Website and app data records
<<<<

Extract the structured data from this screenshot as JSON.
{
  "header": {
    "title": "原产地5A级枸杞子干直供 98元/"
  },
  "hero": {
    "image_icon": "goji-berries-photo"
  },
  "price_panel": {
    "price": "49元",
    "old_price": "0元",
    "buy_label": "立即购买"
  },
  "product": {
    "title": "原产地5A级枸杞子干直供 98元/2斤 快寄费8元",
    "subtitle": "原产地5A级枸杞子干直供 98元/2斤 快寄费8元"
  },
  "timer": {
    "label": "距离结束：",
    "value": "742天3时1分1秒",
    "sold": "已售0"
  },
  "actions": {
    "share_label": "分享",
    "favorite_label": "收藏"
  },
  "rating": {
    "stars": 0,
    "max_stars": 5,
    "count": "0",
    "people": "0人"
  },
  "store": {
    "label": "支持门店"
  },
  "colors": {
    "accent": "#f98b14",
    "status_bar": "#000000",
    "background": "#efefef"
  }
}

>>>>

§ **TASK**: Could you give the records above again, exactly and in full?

§ **ANSWER TO THE PROBLEM**:
Extract the structured data from this screenshot as JSON.
{
  "header": {
    "title": "原产地5A级枸杞子干直供 98元/"
  },
  "hero": {
    "image_icon": "goji-berries-photo"
  },
  "price_panel": {
    "price": "49元",
    "old_price": "0元",
    "buy_label": "立即购买"
  },
  "product": {
    "title": "原产地5A级枸杞子干直供 98元/2斤 快寄费8元",
    "subtitle": "原产地5A级枸杞子干直供 98元/2斤 快寄费8元"
  },
  "timer": {
    "label": "距离结束：",
    "value": "742天3时1分1秒",
    "sold": "已售0"
  },
  "actions": {
    "share_label": "分享",
    "favorite_label": "收藏"
  },
  "rating": {
    "stars": 0,
    "max_stars": 5,
    "count": "0",
    "people": "0人"
  },
  "store": {
    "label": "支持门店"
  },
  "colors": {
    "accent": "#f98b14",
    "status_bar": "#000000",
    "background": "#efefef"
  }
}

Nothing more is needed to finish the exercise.